selves decidedly more conservative Scene at War Bond Rally of Harmon Employes — Parachute Jump Into handling trans-shipments, hiring labor,
than the railroads which serve them. Hudson a Feature etc. The job is so big that we have
On the whole they indicated that the asked for more men.
coach of tomorrow needs only mod- "The morale of our men is high.
erate refinements on the last pre-war We have taken over part of a bottling
deluxe coaches now in use on our plant so that our men can have all
streamlined Empire State Express, the soft drinks they want. In this
Pacemaker, Mercury and James Whit- plant we load and recap empty beer
comb Riley. bottles. We also have lots of candy
"However, we on the railroad are and that helps. A movie projector
not letting that fact make us com- gives the men recreation between shifts.
placent. The quest for better equip- "Frank Adams from Harmon is roll-
ment and improved service methods ing the Assam mail over our territory
goes on continually in our Engineer- as if it were the Century. Our freight
ing and Operating departments.

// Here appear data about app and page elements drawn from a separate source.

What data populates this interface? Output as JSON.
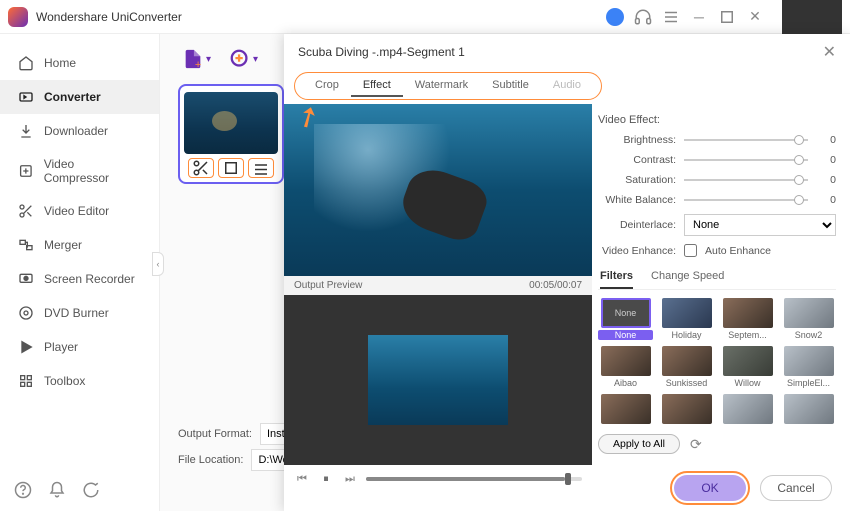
{
  "app_title": "Wondershare UniConverter",
  "sidebar": {
    "items": [
      {
        "label": "Home",
        "icon": "home"
      },
      {
        "label": "Converter",
        "icon": "convert"
      },
      {
        "label": "Downloader",
        "icon": "download"
      },
      {
        "label": "Video Compressor",
        "icon": "compress"
      },
      {
        "label": "Video Editor",
        "icon": "scissors"
      },
      {
        "label": "Merger",
        "icon": "merge"
      },
      {
        "label": "Screen Recorder",
        "icon": "record"
      },
      {
        "label": "DVD Burner",
        "icon": "disc"
      },
      {
        "label": "Player",
        "icon": "play"
      },
      {
        "label": "Toolbox",
        "icon": "grid"
      }
    ],
    "active_index": 1
  },
  "output_format_label": "Output Format:",
  "output_format_value": "Instagram F",
  "file_location_label": "File Location:",
  "file_location_value": "D:\\Wonder",
  "modal": {
    "title": "Scuba Diving -.mp4-Segment 1",
    "tabs": [
      "Crop",
      "Effect",
      "Watermark",
      "Subtitle",
      "Audio"
    ],
    "active_tab": 1,
    "disabled_tabs": [
      4
    ],
    "output_preview_label": "Output Preview",
    "time_display": "00:05/00:07",
    "effects": {
      "title": "Video Effect:",
      "sliders": [
        {
          "label": "Brightness:",
          "value": 0
        },
        {
          "label": "Contrast:",
          "value": 0
        },
        {
          "label": "Saturation:",
          "value": 0
        },
        {
          "label": "White Balance:",
          "value": 0
        }
      ],
      "deinterlace_label": "Deinterlace:",
      "deinterlace_value": "None",
      "enhance_label": "Video Enhance:",
      "enhance_checkbox": "Auto Enhance"
    },
    "subtabs": [
      "Filters",
      "Change Speed"
    ],
    "active_subtab": 0,
    "filters": [
      {
        "label": "None",
        "style": "none",
        "selected": true
      },
      {
        "label": "Holiday",
        "style": "holiday"
      },
      {
        "label": "Septem...",
        "style": "default"
      },
      {
        "label": "Snow2",
        "style": "snow"
      },
      {
        "label": "Aibao",
        "style": "default"
      },
      {
        "label": "Sunkissed",
        "style": "default"
      },
      {
        "label": "Willow",
        "style": "willow"
      },
      {
        "label": "SimpleEl...",
        "style": "snow"
      },
      {
        "label": "",
        "style": "default"
      },
      {
        "label": "",
        "style": "default"
      },
      {
        "label": "",
        "style": "snow"
      },
      {
        "label": "",
        "style": "snow"
      }
    ],
    "apply_all_label": "Apply to All",
    "ok_label": "OK",
    "cancel_label": "Cancel"
  }
}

This trains cover the route in five to six
research of today will bring still hours, where 18 to 20 hours were
liner railroad transportation tomor- required formerly.
row. "Jim Truden and I just returned
Mr. Baird added. "It is most grati- from having dinner with the Chief
fying to find our leading trains are Minister of Bengal and his staff. We
proving so satisfactory to the public, have met Rajahs and many other nota-
even in wartime. For today we have, bles. Give my regards to all."
in addition to military demands, the
problem of carrying the most tremen-
dous civilian passenger volume in his-
tory." M a t t h e w s Promoted
"Because we are serving an un-
usually complete cross section of the Sergeant George J. Matthews, for-
public, we chose this time to launch ATTENDED by more than 1,500 Standing, front row, is committee on a returned veteran employed in the mer New York Central detective, re-
our series of surveys covering coach employes and invited guests, the arrangements and Color Guard of Stores Department, Electric Shop, who cently was promoted to Staff Sergeant
travel, sleeping cars and other rail- Fifth War Bond rally held by shop members of the Commodore Vanderbilt saw 32 months of Army service, of and was awarded the Combat Infan-
road facilities. The work is being employes at Harmon, N. Y., June 6, Post, American Legion. On the sound which 17 months were overseas in the tryman's Badge.
done by outside research men and proved a great success. Outright cash truck are speakers and directors of the Pacific and Mediterranean theatres, Staff Sergeant Matthews has been
women without interference with our purchases of Bonds totalled $13,500 rally. Direct center are Lieut. Col. J. purchased a Bond and then spoke overseas for more than 15 months,
vital wartime service. The results will and there, we're scores of inquiries W Haubennestel, Jr. Engineer, Elec- briefly of his experiences. serving in the front lines on Bougain-
help us plan for the construction of on purchases through the Payroll De- tric Shop; Edward. De Almo, Yard Other speakers on the program ville Island in the Solomons. His
new trains the minute materials are duction Plan. Fireman, who made a parachute jump were Lieut. Col. J. W. Haubennestel; home is in Beacon, N. Y.
available and so help create new jobs The largest purchase of Bonds, to during the ceremonies, and Charles George Carlson, Commander of the
when they may be most needed." the amount of $500, was made by Cook, Blacksmith's Helper, Electric Commodore Vanderbilt Post No. 58,
Harmon Lodge No. 70, Brotherhood shop, who acted as master of cere- American Legion; E. S. Ferris, past Join "Gallon C l u b "
of Railway Carmen of America, monies. Post Commander; Edward P. Hanyen,
Halloway, C h i c a g o through George Gibson, President. Deputy Manager, War Finance Com- Mr. and Mrs. Meyer J. Dolivech,
Clerk, G e t s Citation A highlight of the rally was a para- Edward De Almo Yard Fireman, mittee, Westchester County; and Detroit, have donated 16 pints of
Calvin Halloway, former clerk in chute jump into the Hudson Riverfrom a height of 3,000 feet. Thomas Marino, Chairman, War Fi- blood and are members of the "Gal-
the Passenger Traffic Managers office, behind the locomotive roundhouse by Staff Sergt. James J. Hebron, nownance Committee, Cortlandt, N. Y. lon Club."